|Series Details||01/02/01, Volume 7, Number 05|
EU farm ministers supported a recommendation by scientific experts to ban the vertebral columns of cattle from animal and human consumption as part of additional measures to tackle the BSE crisis. Food safety Commissioner David Byrne said he would come forward in the next few weeks with a proposal for new safeguards that would “closely follow” the scientific advice.
If the move is approved by Union veterinary experts it could lead to a ban on the sale of T-bone steaks and other specialist beef products such as osso buco and oxtail. Byrne added that he would propose additional safety measures, including a prohibition on mechanically recovered meat and tougher rules for heating animal fats used in feed production.

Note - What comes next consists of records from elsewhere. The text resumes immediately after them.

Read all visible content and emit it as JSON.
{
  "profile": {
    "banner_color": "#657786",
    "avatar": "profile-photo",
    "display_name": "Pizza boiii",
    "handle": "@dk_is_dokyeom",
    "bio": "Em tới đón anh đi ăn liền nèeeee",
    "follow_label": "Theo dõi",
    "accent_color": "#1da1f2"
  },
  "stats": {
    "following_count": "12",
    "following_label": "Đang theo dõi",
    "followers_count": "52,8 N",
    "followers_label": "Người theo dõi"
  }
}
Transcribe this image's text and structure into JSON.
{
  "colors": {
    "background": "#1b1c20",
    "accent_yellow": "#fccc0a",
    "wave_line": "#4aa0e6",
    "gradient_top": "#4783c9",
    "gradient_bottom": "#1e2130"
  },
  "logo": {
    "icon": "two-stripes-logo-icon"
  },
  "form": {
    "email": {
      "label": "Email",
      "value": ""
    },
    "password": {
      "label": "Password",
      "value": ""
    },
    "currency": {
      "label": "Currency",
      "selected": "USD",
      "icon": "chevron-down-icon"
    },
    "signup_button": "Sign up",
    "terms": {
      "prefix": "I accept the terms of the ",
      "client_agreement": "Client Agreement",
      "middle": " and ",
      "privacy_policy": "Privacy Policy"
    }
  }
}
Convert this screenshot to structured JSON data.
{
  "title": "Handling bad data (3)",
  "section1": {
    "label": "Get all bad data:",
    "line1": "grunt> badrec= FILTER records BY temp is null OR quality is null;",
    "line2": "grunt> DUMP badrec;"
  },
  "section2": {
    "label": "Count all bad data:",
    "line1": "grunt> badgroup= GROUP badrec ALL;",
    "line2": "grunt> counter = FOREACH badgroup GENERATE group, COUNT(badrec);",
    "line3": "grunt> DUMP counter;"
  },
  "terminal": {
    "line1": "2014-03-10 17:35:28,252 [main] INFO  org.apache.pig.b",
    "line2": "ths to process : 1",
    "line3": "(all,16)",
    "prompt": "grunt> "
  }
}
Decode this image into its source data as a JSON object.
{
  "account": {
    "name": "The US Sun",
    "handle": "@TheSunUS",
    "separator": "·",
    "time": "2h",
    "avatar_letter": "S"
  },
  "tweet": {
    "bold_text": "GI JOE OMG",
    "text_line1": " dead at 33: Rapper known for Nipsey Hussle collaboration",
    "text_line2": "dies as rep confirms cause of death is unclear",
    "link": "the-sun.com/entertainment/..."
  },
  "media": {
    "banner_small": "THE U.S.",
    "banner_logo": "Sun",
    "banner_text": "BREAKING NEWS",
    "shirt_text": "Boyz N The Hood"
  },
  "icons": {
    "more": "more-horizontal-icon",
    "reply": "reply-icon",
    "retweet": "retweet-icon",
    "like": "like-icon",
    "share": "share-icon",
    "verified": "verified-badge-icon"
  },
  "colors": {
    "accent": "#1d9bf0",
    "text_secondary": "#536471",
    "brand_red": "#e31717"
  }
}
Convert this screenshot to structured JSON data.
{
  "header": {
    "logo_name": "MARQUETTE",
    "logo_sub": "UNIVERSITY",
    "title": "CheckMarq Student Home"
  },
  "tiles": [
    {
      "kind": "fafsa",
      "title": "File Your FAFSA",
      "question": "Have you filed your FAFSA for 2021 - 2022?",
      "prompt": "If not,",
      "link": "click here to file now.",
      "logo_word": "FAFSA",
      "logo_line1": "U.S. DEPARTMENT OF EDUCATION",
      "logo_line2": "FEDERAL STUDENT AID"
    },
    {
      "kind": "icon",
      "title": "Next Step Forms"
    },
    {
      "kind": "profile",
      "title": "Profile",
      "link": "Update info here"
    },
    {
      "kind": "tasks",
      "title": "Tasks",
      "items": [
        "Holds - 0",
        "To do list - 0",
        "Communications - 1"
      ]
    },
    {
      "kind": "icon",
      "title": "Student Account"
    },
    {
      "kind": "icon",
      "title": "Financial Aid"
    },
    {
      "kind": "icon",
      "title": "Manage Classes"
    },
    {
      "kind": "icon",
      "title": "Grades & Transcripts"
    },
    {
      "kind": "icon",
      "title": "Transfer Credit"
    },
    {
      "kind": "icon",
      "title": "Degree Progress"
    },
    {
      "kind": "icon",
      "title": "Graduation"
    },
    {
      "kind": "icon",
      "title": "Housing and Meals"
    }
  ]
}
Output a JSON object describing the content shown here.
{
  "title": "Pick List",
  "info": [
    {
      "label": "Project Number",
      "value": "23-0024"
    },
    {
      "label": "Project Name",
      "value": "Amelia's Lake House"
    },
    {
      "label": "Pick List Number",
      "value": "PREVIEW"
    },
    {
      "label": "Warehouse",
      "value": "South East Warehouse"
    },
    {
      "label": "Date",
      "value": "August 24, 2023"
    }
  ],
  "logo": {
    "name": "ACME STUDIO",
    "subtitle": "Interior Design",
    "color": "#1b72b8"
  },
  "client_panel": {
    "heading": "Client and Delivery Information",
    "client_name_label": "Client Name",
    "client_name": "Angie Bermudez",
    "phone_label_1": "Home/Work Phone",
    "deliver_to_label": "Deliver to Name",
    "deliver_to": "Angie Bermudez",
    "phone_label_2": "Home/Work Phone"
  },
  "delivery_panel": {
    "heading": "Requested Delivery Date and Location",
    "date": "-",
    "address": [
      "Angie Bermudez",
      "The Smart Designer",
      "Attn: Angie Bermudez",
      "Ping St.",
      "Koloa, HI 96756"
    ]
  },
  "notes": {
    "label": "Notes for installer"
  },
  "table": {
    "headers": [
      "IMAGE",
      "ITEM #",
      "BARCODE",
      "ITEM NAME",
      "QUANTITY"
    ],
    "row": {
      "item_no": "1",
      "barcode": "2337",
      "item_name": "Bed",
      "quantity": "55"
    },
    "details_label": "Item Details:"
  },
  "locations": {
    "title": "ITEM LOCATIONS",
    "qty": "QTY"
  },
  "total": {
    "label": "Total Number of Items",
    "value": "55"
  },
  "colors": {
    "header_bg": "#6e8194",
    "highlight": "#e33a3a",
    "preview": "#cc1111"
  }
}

AGRICULTURE Commissioner Franz Fischler warned that the cost of dealing with the spread of mad cow disease, which has been found in all but two of the 15 EU member states, could break the spending limits for the farm sector agreed two years ago in Berlin. “The crisis on the beef market goes further than one might think,” Fischler told ministers. “The latest market indications are alarming.” Officials said the cost of dealing with the crisis could amount to €6.8 billion over the next five years.
THE European Commission has €1 billion in the budget for 2001 to deal with the BSE crisis but has warned that if beef consumption drops by more than 10&percent; this sum would not be enough and savings would have to be found in other areas of agricultural spending. Fischler said sales of beef had already fallen by 27&percent; across the Union in the immediate wake of the new BSE scare, but officials said the year-on-year change might not be as large. In Germany, which has seen the strongest public reaction to the discovery of BSE cases, prices have fallen by 36&percent; and consumption is down 50&percent;.
FISCHLER urged more member states to make use of a purchase-for-destruction scheme to keep unwanted cattle off the market rather than rely on government buy-ups of surplus meat. “Buying into public intervention is not only a solution for budget restrictions but also for storage capacity limitation,” he said. “If we do this, farm expenditures would simply explode, which would lead to cuts in other areas.” The scheme, in which cattle aged 30 months are bought and then destroyed so that they are taken out of the food chain, has been widely used in France and Ireland but only to a lesser extent in Spain and Luxembourg. Germany will decide later this week whether to implement it. “This scheme is a lesser evil,” Fischler said. “It is cheaper and offers a solution to farmers who cannot sell their animals.”
MINISTERS also held a discussion on new welfare standards for pigs and Commission plans to simplify farm policy by scrapping paperwork for farmers receiving less than €1,000 a year in support.
|Subject Categories||Business and Industry|